But while I was still grading a couple of days ago, I took a quick bookstore break, and saw that the New York Public Library has produced a kit for organizing your home library: it consists of a book with advice about classification systems, cataloguing, bookshelf-buying, preservation, and the like; a CD-ROM with library software; and a binder for record-keeping. I immediately thought "What a cool idea! I want one of those!" and then "But it's $40 and I'm trying to keep to a budget" and then "Maybe I could just eat more rice and lentils this month and call it even..." After all, the book on "Your Home Library" does include a section on how to cull your book collection and sell your used books — so it could be a money-saver in the end, right? Right?
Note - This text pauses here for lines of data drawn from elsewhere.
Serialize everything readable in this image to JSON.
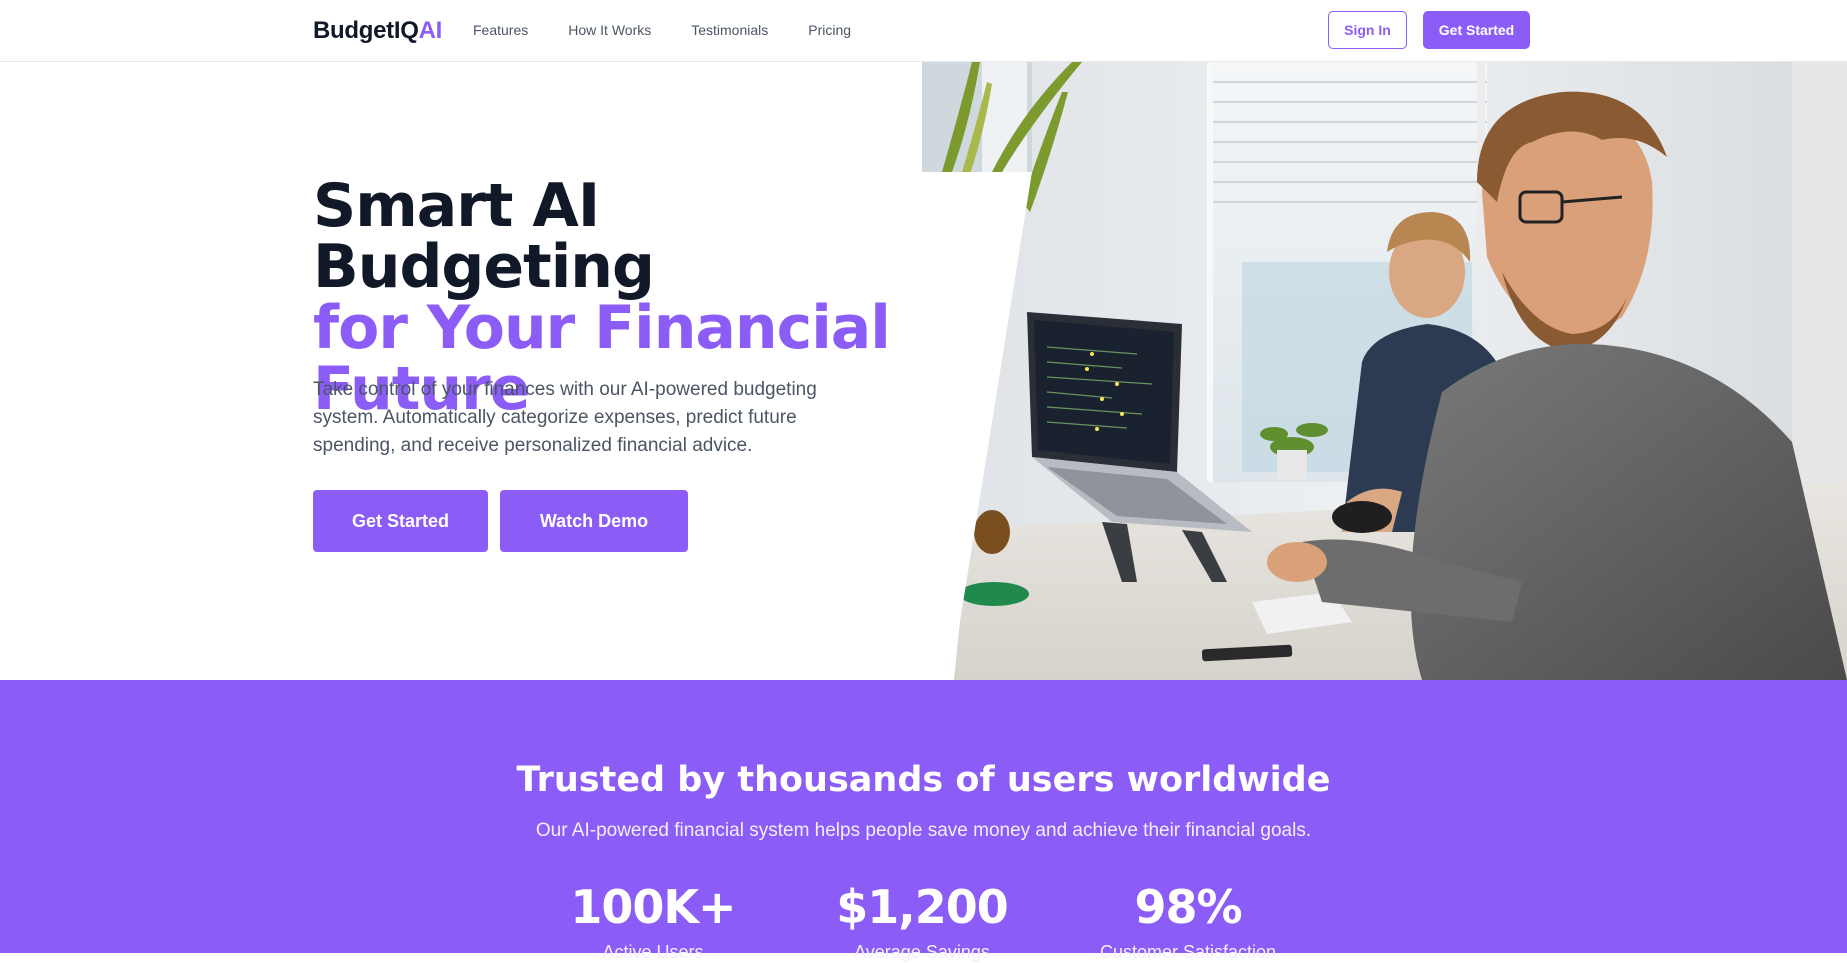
{
  "nav": {
    "logo_main": "BudgetIQ",
    "logo_accent": "AI",
    "links": [
      "Features",
      "How It Works",
      "Testimonials",
      "Pricing"
    ],
    "sign_in": "Sign In",
    "get_started": "Get Started"
  },
  "hero": {
    "title_line1": "Smart AI Budgeting",
    "title_line2": "for Your Financial",
    "title_line3": "Future",
    "description": "Take control of your finances with our AI-powered budgeting system. Automatically categorize expenses, predict future spending, and receive personalized financial advice.",
    "primary_button": "Get Started",
    "secondary_button": "Watch Demo"
  },
  "stats": {
    "title": "Trusted by thousands of users worldwide",
    "subtitle": "Our AI-powered financial system helps people save money and achieve their financial goals.",
    "items": [
      {
        "value": "100K+",
        "label": "Active Users"
      },
      {
        "value": "$1,200",
        "label": "Average Savings"
      },
      {
        "value": "98%",
        "label": "Customer Satisfaction"
      }
    ]
  },
  "colors": {
    "accent": "#8b5cf6",
    "heading": "#111827",
    "body_text": "#4b5563"
  }
}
Perhaps academic librarianship really is where I'm heading. All I got out of a panel discussion of museum careers that the Midwest U. Career Center hosted last night was "Gosh, I like going to museums, but museum work sounds like more of a people-oriented career than I really want." I think, on the whole, I'd rather be the person behind the scenes fiddling with information — tracking it down, putting it together, organizing it, writing it up, editing it — than the person out talking to the public, or to large numbers of people, anyway. I suck at sales because I absolutely hate asking strangers for money, I can't see myself doing PR, and I've realized after several years of teaching that I much prefer helping people one-on-one to being in front of a class. But I'm still wondering what other careers could fall into the less-public-contact, information-oriented category. Too bad there's no career book entitled Information-Wrangling Jobs for Introverted Nerds with Strong Verbal Skills. Because if there were, I'd be all over it.
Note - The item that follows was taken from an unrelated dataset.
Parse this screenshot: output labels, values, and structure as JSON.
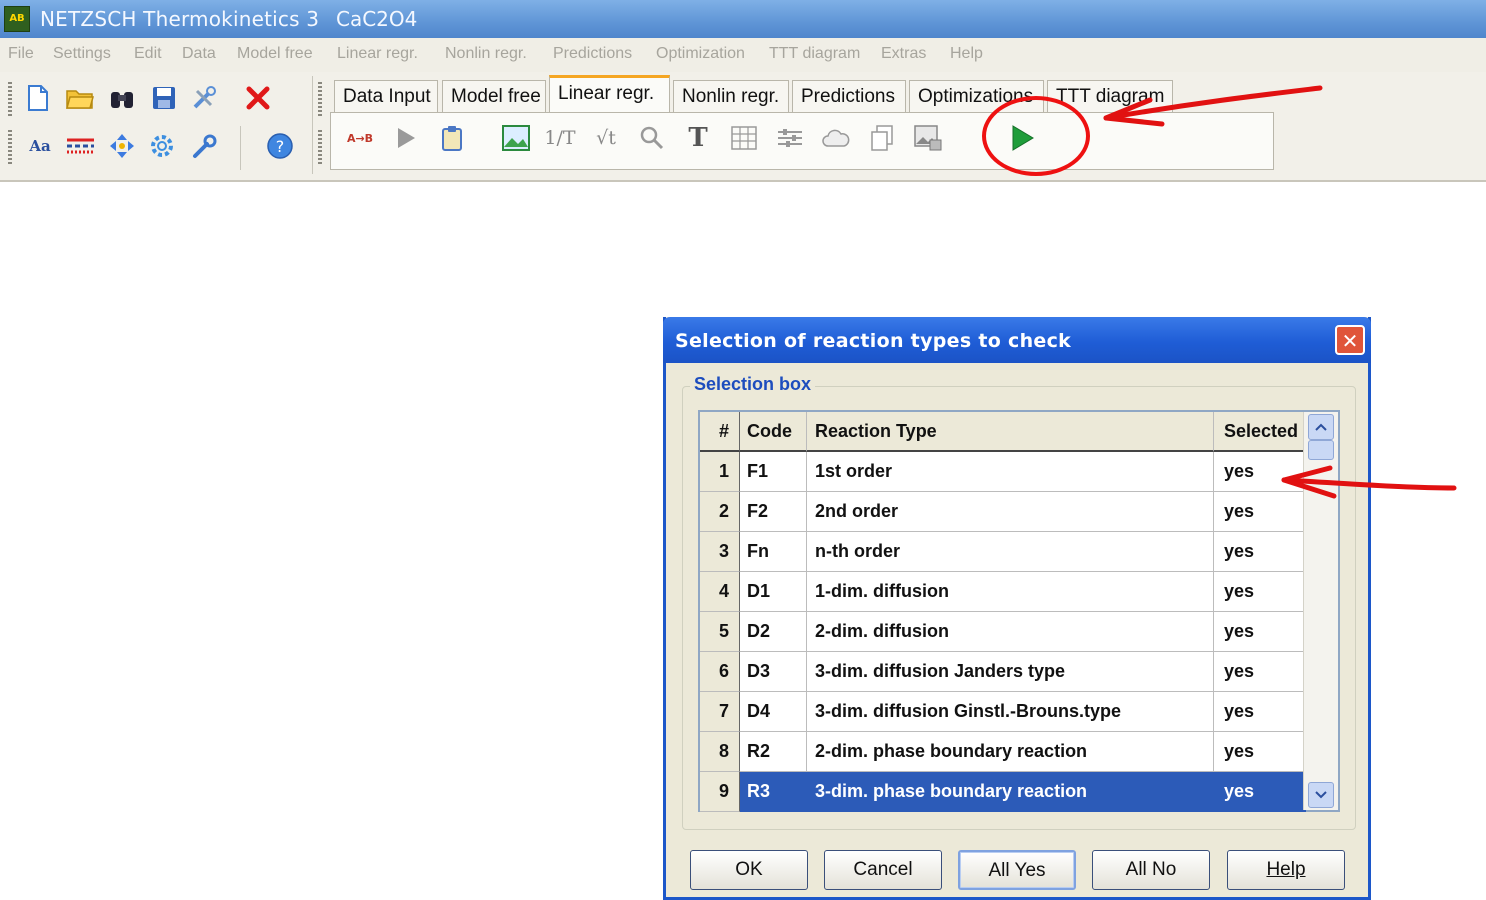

Amen. While there are plenty of areas in my life that I wouldn't share with the blogosphere, I've been feeling a kind of longing to write about daily life lately. Perhaps as a symptom of this, I've been drawn to the narrative elements in my students' papers — which, for me, is odd. Usually I don't assign personal narratives because I find that many students already know how to tell a story, even if they have trouble putting together an argument, and I'd rather use the first weeks of the semester to start laying the groundwork for the latter. And there are some things I'd really rather not know about my students, speaking of the separation between the academic and the personal. But the best papers from the batch I've been grading have been the ones that managed to accomplish both analysis (the main part of the assignment) and personal narrative. A few of them were stunning. It reminded me that, for all I'm a poetry person, the storytelling impulse goes back even further in my life than the song-making impulse does.
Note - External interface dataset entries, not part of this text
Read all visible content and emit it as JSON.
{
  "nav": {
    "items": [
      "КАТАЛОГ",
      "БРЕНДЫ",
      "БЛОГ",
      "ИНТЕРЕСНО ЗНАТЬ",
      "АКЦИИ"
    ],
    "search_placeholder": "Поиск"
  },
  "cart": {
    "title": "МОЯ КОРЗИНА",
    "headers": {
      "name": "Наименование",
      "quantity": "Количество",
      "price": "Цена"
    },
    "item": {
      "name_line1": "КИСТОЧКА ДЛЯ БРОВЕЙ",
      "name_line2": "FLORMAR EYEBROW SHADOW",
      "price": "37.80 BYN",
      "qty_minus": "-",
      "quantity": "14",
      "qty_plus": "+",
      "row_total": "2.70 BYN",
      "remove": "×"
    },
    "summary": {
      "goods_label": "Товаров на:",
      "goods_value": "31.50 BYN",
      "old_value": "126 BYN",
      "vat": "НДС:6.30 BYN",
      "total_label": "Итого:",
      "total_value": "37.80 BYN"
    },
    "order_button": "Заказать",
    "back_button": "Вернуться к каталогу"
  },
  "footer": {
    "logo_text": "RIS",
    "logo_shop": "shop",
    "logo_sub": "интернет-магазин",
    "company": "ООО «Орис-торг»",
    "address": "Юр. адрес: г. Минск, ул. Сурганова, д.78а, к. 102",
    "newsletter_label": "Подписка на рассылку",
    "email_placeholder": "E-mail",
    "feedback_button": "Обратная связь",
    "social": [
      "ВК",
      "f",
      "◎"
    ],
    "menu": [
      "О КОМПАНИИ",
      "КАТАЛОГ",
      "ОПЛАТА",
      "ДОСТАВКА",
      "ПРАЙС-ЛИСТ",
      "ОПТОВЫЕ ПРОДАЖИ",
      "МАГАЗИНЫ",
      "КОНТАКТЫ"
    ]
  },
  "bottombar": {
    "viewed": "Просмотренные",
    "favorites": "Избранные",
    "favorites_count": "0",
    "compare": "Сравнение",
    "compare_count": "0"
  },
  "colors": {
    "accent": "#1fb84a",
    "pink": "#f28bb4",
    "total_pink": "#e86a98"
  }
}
So I'm all in favor of writing about girlfriends and dinners. While I don't have a girlfriend at present (more's the pity; I need to get out more) and I haven't had dinner yet tonight (too busy writing this), here's a snippet about what my afternoon was like.
I went to one of Collegeville's approximately 7 billion coffee shops to grade. This particular coffee shop is relatively new, not part of a chain, decorated with photographs by some local photographer who seems to like cemetaries, and possessed of good coffee and sidewalk tables. Half the people I know seem to have discovered it within the last few months. Today was remarkably, unseasonably mild, nearly 70 degrees and sunny, and I knew that if I didn't get outside, I wouldn't get to see weather like this again until May. There was an empty outdoor table, where I sat with someone else's ashtray and my stack of papers and the background noise of the street. I had a view up the street and toward the Art Deco facade of a row of businesses (watchmaker, jeweler, movie theater); I had coffee and cigarettes and fragments of overheard conversation from the other tables, including a guy attempting to say something in Spanish about Shakespeare — not terribly coherently — and someone else telling a passing friend "You look beautiful!" I stayed there until 5:30, when my pen ran out of ink and the wind started to blow a little colder and swirl the ashes around the table. And as I walked home it was the blue hour,* post-sunset but pre-dark, with the moon backlighting a small spot in the clouds. It was one of those odd moments where you know that for once, you're entirely happy, even though there's no particular reason for it. Now I'm going to watch a bit of one of the DVDs I borrowed from the library last week and haven't had time to watch, and then grade the last five or six papers in today's quota. But first I'll make dinner: an omelet, some pasta with pesto, and some endive that's starting to wilt that I think I can doctor up by sautéing with garlic.
* See Edward Gorey's L'Heure Bleue, possibly his most beautiful book, which includes dialogue such as "I should like a parsley sandwich." "To the best of my knowledge they are no longer in season." and "More is happening out there than we are aware of." "It is possibly due to some unknown direful circumstance."